The Cook County Residential Tenant Landlord Ordinance (RTLO) creates safeguards against extrajudicial and illegal landlord-self-help lockouts and sets out clear guidance so a landlord knows when they can enter a unit. The law articulates which procedures a tenant can follow to remain protected if they must withhold rent until building problems are addressed; prohibits or voids lease provisions that try to waive the state’s procedure for notices of changes to the tenancy; and prevents landlords from charging ineffectual late rent payments that are outrageously high in proportion to the money owed.

“Landlords who foster good working relationships with their tenants are already doing what this requires,” said Sheila Sutton, Housing Policy Organizer at Housing Action Illinois. “They’re ensuring safe living conditions in their units, making repairs, keeping the heat on, and respecting their tenants’ dignity and safety. These are basic expectations.”

The RTLO creates the kind of standards for landlord conduct that have existed for more than 30 years in Chicago, Evanston, and Mount Prospect, which already have local tenant-landlord ordinances.

“As a Chicago resident and victim of retaliatory action by my landlord, I speak up for the suburban Cook County residents whose voices are silenced because they do not have protection from retaliation,” stated Charlotte Starks, tenant/activist. “All county residents deserve safe and habitable housing and protection against retaliation when they advocate for a safe home.”

“People often think that tenants in the suburbs don’t experience problems with their landlords like tenants in the city—but the reverse is true,” said Nareen Kim, Director of Housing Law Practice at North Suburban Legal Aid Clinic. “Tenants in Chicago have an ordinance to protect them, but in the suburbs, tenants have nothing. My office is one of the only housing legal services providers in the area, and we are inundated with calls from tenants whose landlords are denying them basic rights. We need the Cook County RTLO so that suburban tenants and landlords know what the rules are—and landlords face repercussions if they choose not to follow them.”

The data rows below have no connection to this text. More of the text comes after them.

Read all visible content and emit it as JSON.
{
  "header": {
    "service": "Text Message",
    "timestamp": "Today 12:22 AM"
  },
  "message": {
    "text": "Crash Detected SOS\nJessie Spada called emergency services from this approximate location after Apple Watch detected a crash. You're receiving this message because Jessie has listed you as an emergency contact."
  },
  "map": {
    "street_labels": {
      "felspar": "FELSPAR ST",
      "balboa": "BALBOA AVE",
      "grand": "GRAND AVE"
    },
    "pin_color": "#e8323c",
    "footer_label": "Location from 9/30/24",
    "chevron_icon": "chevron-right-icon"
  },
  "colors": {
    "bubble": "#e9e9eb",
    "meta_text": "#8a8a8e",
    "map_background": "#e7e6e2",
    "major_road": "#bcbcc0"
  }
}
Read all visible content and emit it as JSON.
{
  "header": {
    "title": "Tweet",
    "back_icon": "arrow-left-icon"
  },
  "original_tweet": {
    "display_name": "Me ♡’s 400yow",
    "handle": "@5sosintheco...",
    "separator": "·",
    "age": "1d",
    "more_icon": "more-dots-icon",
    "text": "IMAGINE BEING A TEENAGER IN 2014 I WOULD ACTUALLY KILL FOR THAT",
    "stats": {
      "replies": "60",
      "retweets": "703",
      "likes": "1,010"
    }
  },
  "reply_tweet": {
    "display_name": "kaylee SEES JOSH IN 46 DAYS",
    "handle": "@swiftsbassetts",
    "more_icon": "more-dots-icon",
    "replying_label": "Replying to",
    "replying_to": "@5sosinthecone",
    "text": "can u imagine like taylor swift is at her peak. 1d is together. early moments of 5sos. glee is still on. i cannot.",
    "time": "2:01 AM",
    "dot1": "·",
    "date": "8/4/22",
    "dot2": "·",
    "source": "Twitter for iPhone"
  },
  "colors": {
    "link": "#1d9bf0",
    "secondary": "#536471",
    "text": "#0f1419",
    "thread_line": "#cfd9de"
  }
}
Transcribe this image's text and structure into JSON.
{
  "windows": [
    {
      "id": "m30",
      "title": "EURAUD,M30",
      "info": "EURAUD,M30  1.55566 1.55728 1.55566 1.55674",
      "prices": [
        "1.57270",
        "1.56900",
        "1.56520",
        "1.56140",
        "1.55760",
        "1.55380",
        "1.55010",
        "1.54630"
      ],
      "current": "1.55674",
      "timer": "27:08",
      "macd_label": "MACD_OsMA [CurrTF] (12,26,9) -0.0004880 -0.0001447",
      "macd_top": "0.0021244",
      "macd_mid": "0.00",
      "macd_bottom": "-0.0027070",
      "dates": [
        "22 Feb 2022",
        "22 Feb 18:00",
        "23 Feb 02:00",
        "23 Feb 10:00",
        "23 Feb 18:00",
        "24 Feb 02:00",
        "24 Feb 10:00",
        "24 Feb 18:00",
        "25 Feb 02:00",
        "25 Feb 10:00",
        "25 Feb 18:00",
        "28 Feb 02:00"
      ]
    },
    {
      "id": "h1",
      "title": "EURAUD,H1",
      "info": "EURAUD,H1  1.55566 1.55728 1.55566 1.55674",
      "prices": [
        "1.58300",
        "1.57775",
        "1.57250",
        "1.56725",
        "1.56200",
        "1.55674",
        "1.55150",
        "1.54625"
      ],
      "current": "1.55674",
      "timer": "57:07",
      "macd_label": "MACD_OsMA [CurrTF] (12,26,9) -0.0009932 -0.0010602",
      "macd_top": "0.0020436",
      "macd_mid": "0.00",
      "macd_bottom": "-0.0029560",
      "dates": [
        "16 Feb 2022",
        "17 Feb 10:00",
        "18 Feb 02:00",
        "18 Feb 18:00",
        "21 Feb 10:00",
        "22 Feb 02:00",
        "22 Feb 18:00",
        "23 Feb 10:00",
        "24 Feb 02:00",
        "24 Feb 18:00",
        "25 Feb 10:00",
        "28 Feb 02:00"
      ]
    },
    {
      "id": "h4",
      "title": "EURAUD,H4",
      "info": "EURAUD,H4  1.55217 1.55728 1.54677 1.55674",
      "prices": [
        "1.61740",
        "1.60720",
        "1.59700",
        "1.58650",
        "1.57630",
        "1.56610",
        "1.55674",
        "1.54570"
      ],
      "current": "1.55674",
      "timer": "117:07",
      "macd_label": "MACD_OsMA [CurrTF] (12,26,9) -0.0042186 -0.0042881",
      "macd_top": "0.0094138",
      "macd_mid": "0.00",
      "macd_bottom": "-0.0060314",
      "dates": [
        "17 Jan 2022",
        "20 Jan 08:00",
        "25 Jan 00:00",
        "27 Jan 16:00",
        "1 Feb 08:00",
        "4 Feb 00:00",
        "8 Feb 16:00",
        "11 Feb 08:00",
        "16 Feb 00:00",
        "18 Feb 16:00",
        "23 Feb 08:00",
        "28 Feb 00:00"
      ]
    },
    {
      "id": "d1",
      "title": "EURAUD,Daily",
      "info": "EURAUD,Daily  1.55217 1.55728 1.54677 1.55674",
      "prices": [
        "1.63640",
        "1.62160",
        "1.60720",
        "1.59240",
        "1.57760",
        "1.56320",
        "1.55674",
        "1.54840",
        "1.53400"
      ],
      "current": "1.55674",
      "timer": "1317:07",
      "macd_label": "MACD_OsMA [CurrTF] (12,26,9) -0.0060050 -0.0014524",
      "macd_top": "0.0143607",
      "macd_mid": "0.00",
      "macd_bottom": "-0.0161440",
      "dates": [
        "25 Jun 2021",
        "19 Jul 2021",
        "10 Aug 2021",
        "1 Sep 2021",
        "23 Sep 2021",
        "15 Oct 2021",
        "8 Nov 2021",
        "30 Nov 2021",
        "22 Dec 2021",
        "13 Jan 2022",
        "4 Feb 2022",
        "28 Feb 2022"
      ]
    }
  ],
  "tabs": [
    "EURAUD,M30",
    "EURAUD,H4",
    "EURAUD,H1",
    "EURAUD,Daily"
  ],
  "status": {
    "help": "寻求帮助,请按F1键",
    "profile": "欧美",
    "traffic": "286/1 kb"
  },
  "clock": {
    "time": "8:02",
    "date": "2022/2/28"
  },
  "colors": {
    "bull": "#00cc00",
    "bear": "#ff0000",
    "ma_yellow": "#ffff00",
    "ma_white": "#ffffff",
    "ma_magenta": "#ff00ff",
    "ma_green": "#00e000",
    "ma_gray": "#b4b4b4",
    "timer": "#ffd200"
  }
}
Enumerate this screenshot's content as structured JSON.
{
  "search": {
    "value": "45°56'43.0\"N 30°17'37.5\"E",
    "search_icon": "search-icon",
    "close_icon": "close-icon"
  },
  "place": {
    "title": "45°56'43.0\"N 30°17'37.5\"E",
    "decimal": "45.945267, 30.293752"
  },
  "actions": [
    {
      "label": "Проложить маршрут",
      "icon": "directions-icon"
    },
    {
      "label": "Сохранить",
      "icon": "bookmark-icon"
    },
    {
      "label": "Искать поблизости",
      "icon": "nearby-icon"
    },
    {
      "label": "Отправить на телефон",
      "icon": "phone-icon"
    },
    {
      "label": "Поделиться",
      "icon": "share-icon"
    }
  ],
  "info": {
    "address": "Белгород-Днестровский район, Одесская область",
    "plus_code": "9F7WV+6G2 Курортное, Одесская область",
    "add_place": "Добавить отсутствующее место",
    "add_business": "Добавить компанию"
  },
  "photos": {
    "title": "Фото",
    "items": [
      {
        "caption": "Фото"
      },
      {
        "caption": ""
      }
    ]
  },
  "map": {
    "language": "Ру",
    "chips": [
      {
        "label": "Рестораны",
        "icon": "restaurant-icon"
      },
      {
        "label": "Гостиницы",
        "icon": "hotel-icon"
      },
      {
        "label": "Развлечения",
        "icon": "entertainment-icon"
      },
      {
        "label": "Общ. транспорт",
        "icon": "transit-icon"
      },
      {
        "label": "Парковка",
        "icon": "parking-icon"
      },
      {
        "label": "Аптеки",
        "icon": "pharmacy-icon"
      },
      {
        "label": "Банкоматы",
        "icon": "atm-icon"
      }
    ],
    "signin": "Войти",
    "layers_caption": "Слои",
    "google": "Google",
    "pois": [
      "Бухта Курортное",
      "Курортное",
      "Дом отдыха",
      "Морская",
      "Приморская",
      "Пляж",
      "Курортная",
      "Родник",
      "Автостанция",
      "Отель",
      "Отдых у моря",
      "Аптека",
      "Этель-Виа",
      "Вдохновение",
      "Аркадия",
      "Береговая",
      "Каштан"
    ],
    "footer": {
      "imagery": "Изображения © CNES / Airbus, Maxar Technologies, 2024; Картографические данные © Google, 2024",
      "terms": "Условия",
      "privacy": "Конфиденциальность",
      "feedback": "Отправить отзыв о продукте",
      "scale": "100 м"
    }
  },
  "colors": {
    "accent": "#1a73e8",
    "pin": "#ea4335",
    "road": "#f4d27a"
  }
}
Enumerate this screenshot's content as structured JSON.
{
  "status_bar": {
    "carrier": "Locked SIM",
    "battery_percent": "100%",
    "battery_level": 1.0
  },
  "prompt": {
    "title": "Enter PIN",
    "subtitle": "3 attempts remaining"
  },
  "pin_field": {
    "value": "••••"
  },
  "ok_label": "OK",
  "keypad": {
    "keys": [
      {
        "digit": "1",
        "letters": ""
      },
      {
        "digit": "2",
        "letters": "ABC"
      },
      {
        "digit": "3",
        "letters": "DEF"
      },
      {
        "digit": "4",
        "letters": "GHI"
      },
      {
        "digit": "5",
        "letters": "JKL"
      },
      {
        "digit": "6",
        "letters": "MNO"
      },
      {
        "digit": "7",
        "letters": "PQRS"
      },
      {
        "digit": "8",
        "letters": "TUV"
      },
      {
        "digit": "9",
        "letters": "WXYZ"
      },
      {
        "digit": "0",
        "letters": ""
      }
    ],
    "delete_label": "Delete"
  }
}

The Cook County RTLO will a great difference for low-income renters who already face far too many challenges to their housing stability. The majority of renter households in Cook County are low-income—64 percent, according to the 2019 State of Rental Housing in Cook County by the Institute for Housing Studies at DePaul University. The economic distress of the pandemic has only made their situations more precarious. These renters are more likely to encounter predatory landlords, and they are the ones for whom exorbitant late fees, the refusal to return a security deposit, disguising a security deposit as a “move-in fee,” or the cost of taking a landlord to court can set off or deepen a spiral of financial insecurity.

The RTLO will also be a step forward for racial equity. Our nation’s long history of structural racism continues to affect housing in our communities, and individuals who are Black, indigenous, and people of color are disproportionately impacted by a lack of regulatory floors for tenant landlord engagement.

More than 60 community organizations have endorsed the proposal, including housing advocates, social service providers, legal aid organizations, tenant rights groups, and disability rights activists. These supporters include Chicago Area Fair Housing Alliance, Housing Action Illinois, Housing Choice Partners, Lawyers’ Committee for Better Housing, Neighbors for Affordable Housing, North Suburban Legal Aid Clinic, PASO – West Suburban Action Project, Progress Center for Independent Living, and an increasing number of allies, including renter advocates.

The community-based supporters have spent months negotiating over the terms of the legislation with groups representing property rental owners. A December vote on the RTLO was delayed to provide County Commissioners time to review amendments that came out of these conversations. The legislation that the Cook County Commission will vote on during the Zoning & Building Committee meeting on January 26 represents compromise, while still creating strong tenant protections that will bring more fairness and equity to the rental landscape in Cook County.

About Housing Action Illinois
Housing Action Illinois is a statewide coalition that has been leading the movement to protect and expand the availability of quality, affordable housing in Illinois for more than 30 years. Our 140+ member organizations include housing counseling agencies, homeless service providers, developers of affordable housing, and policymakers. We bring everyone together to work toward our vision of an Illinois where everyone has a stable, good home.